Think of your favorite musicians. Chances are John Snyder has recorded them. That’s what Lukas Cox said the chair of film and music industry studies told him when he was a student at Loyola.
Since 2004, decades of music industry experience has been funneled into students through Snyder. He has five GRAMMY awards for producing and has label clients like Atlantic, Columbia, RCA and Sony, just to name a few. He’s collaborated with jazz musicians like Dave Brubeck, Jim Hall and Paul Desmond. In addition to producing music, Snyder also worked as an intellectual property lawyer.

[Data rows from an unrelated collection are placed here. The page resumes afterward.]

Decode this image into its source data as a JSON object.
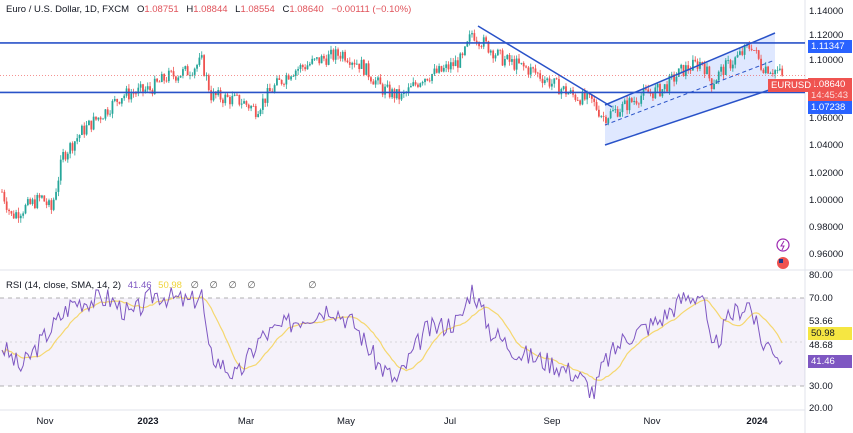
{
  "header": {
    "title": "Euro / U.S. Dollar, 1D, FXCM",
    "open_label": "O",
    "open": "1.08751",
    "high_label": "H",
    "high": "1.08844",
    "low_label": "L",
    "low": "1.08554",
    "close_label": "C",
    "close": "1.08640",
    "change": "−0.00111 (−0.10%)"
  },
  "rsi": {
    "title": "RSI (14, close, SMA, 14, 2)",
    "value": "41.46",
    "sma": "50.98",
    "na": [
      "∅",
      "∅",
      "∅",
      "∅",
      "∅"
    ],
    "axis": [
      "80.00",
      "70.00",
      "53.66",
      "48.68",
      "30.00",
      "20.00"
    ],
    "value_tag": "41.46",
    "sma_tag": "50.98"
  },
  "price_axis": [
    "1.14000",
    "1.12000",
    "1.10000",
    "1.06000",
    "1.04000",
    "1.02000",
    "1.00000",
    "0.98000",
    "0.96000"
  ],
  "tags": {
    "resistance": "1.11347",
    "support": "1.07238",
    "last_price": "1.08640",
    "countdown": "14:45:43",
    "symbol": "EURUSD"
  },
  "x_axis": [
    "Nov",
    "2023",
    "Mar",
    "May",
    "Jul",
    "Sep",
    "Nov",
    "2024"
  ],
  "colors": {
    "up": "#26a69a",
    "down": "#ef5350",
    "level": "#2962ff",
    "rsi": "#7e57c2",
    "sma": "#f5d76e"
  },
  "chart_data": {
    "type": "candlestick",
    "symbol": "EURUSD",
    "timeframe": "1D",
    "ylim": [
      0.95,
      1.145
    ],
    "levels": [
      1.11347,
      1.07238
    ],
    "close_path": [
      [
        0,
        0.99
      ],
      [
        4,
        0.97
      ],
      [
        17,
        0.985
      ],
      [
        21,
        0.975
      ],
      [
        26,
        1.02
      ],
      [
        34,
        1.04
      ],
      [
        43,
        1.055
      ],
      [
        51,
        1.07
      ],
      [
        63,
        1.075
      ],
      [
        70,
        1.085
      ],
      [
        79,
        1.09
      ],
      [
        85,
        1.098
      ],
      [
        89,
        1.07
      ],
      [
        102,
        1.065
      ],
      [
        108,
        1.058
      ],
      [
        115,
        1.075
      ],
      [
        123,
        1.09
      ],
      [
        136,
        1.1
      ],
      [
        145,
        1.105
      ],
      [
        153,
        1.095
      ],
      [
        162,
        1.075
      ],
      [
        170,
        1.068
      ],
      [
        179,
        1.085
      ],
      [
        187,
        1.09
      ],
      [
        196,
        1.1
      ],
      [
        200,
        1.122
      ],
      [
        204,
        1.115
      ],
      [
        213,
        1.1
      ],
      [
        226,
        1.09
      ],
      [
        234,
        1.08
      ],
      [
        243,
        1.07
      ],
      [
        251,
        1.065
      ],
      [
        256,
        1.052
      ],
      [
        264,
        1.06
      ],
      [
        272,
        1.07
      ],
      [
        281,
        1.075
      ],
      [
        289,
        1.09
      ],
      [
        298,
        1.098
      ],
      [
        302,
        1.08
      ],
      [
        306,
        1.09
      ],
      [
        315,
        1.105
      ],
      [
        319,
        1.112
      ],
      [
        323,
        1.095
      ],
      [
        330,
        1.09
      ],
      [
        332,
        1.0864
      ]
    ],
    "rsi_path": [
      [
        0,
        48
      ],
      [
        8,
        38
      ],
      [
        20,
        55
      ],
      [
        30,
        68
      ],
      [
        45,
        70
      ],
      [
        55,
        62
      ],
      [
        65,
        72
      ],
      [
        80,
        68
      ],
      [
        85,
        72
      ],
      [
        88,
        45
      ],
      [
        100,
        34
      ],
      [
        110,
        52
      ],
      [
        125,
        60
      ],
      [
        140,
        66
      ],
      [
        150,
        58
      ],
      [
        160,
        40
      ],
      [
        168,
        32
      ],
      [
        180,
        55
      ],
      [
        195,
        60
      ],
      [
        200,
        75
      ],
      [
        208,
        55
      ],
      [
        220,
        45
      ],
      [
        235,
        40
      ],
      [
        245,
        35
      ],
      [
        252,
        27
      ],
      [
        256,
        40
      ],
      [
        265,
        52
      ],
      [
        280,
        60
      ],
      [
        290,
        70
      ],
      [
        298,
        72
      ],
      [
        302,
        45
      ],
      [
        310,
        62
      ],
      [
        318,
        68
      ],
      [
        323,
        50
      ],
      [
        328,
        48
      ],
      [
        332,
        41.46
      ]
    ],
    "rsi_levels": [
      70,
      30
    ]
  }
}
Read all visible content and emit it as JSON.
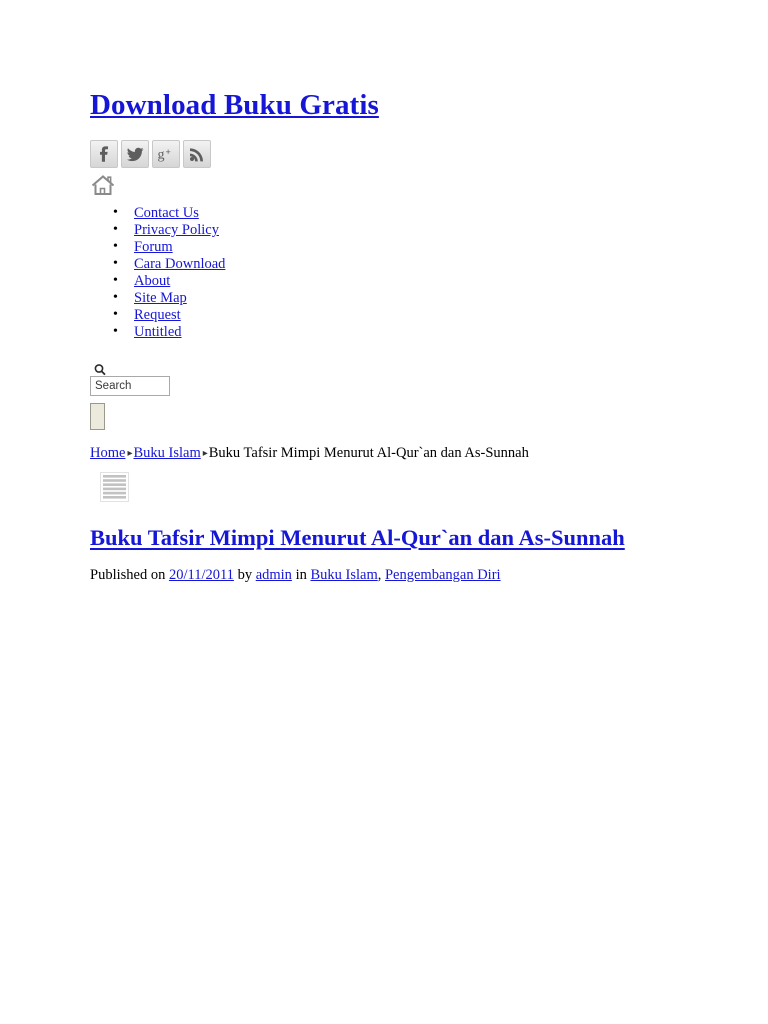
{
  "site": {
    "title": "Download Buku Gratis"
  },
  "social": {
    "items": [
      {
        "name": "facebook",
        "icon": "facebook-icon",
        "label": "f"
      },
      {
        "name": "twitter",
        "icon": "twitter-icon",
        "label": "t"
      },
      {
        "name": "googleplus",
        "icon": "google-plus-icon",
        "label": "g+"
      },
      {
        "name": "rss",
        "icon": "rss-icon",
        "label": "rss"
      }
    ]
  },
  "home": {
    "icon": "home-icon"
  },
  "nav": {
    "items": [
      {
        "label": "Contact Us"
      },
      {
        "label": "Privacy Policy"
      },
      {
        "label": "Forum"
      },
      {
        "label": "Cara Download"
      },
      {
        "label": "About"
      },
      {
        "label": "Site Map"
      },
      {
        "label": "Request"
      },
      {
        "label": "Untitled"
      }
    ]
  },
  "search": {
    "icon": "search-icon",
    "value": "Search",
    "placeholder": "Search",
    "submit_label": ""
  },
  "breadcrumb": {
    "separator": "▸",
    "items": [
      {
        "label": "Home",
        "link": true
      },
      {
        "label": "Buku Islam",
        "link": true
      },
      {
        "label": "Buku Tafsir Mimpi Menurut Al-Qur`an dan As-Sunnah",
        "link": false
      }
    ]
  },
  "article_icon": {
    "icon": "article-lines-icon"
  },
  "post": {
    "title": "Buku Tafsir Mimpi Menurut Al-Qur`an dan As-Sunnah",
    "meta": {
      "published_prefix": "Published on",
      "date": "20/11/2011",
      "by_text": "by",
      "author": "admin",
      "in_text": "in",
      "categories": [
        {
          "label": "Buku Islam"
        },
        {
          "label": "Pengembangan Diri"
        }
      ],
      "category_separator": ", "
    }
  },
  "colors": {
    "link": "#1616d6",
    "text": "#000000",
    "background": "#ffffff",
    "icon_gray": "#6b6b6b",
    "button_beige": "#eceadd"
  }
}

On Thursday, Jan. 24, at OffBeat Magazine’s Best of the Beat Awards ceremony, Snyder received the award for Lifetime Achievement in Music Education. He joined Ellis Marsalis, Alvin Batiste and more than a dozen other notable music teachers who have been recognized for their contributions to music education since the award began in 2000.
But Snyder is not a traditional music teacher. Rather than teaching students how to play or sing the notes, he teaches them the business side of music. Snyder said he accepted the award on behalf of the music educators he is surrounded by both at Loyola and the greater New Orleans community.
“I went to college as a trumpet player and they told me to have (teaching) to fall back on, which I found doubly offensive,” Snyder said. “It meant I was going to fail as a trumpet player … and it meant teaching was a fallback.”
Snyder doesn’t believe it’s a fallback though.
“(It’s) a high art when done well, I mean the highest,” he explained, “You’re affecting people’s minds and the way they think. You’re rewiring their brains and that’s a pretty serious business.”
Snyder is known for being honest with his students.
“He wasn’t afraid to disagree with me when I was managing production here and I learned from that,” said Cox, a class of 2014 graduate who now works for Buku Fest.
While not a typical music teacher, Snyder said his role is to teach students how to benefit from making music.
“The flip side to making music is sharing it and once you do that commerce attaches,” he said.
While past recipients of the award have typically been music teachers, Jan Ramsey, editor-in-chief of OffBeat, said it is about time they recognized someone who was instrumental in the business side of music.
“Loyola is the premier place for that to happen and it’s been needed for a long time,” she said.
Snyder is not only different from typical music teachers, but he is also different from typical teachers, according to Kern Maass, dean of the College of Music and Fine Arts. Teaching students about the business and intellectual property sides of music are important.
Maass said, “In the realm of music, it’s your ideas have currency, your ideas can be monetized, your ideas have value.”
Developing the music industry in New Orleans and preventing “brain drain,” or having talent leave the city, is one of Snyder’s goals. While Los Angeles, New York and Nashville may have more music industry jobs, New Orleans has a unique, diverse music culture.
“I would say musical talent is our number one resource. Not oil,” he said.
Seeing as many of his former students were recipients at OffBeat’s awards ceremony, it appears Snyder is achieving that goal.
“A lot of our students are doing very well in the music business as well as other entertainment businesses and on the stage.”
Snyder came to Loyola as a Conrad Hilton Eminent Scholar in music industry studies.
“What I saw was a potential to change the way the music business dealt with artists,” he said. “I thought if we put the artists first instead of the money first, then maybe the situation would improve.”
Snyder said now he’s seen the industry culture has improved. With this award for lifetime achievement in music education, OffBeat magazine recognized Snyder’s impact.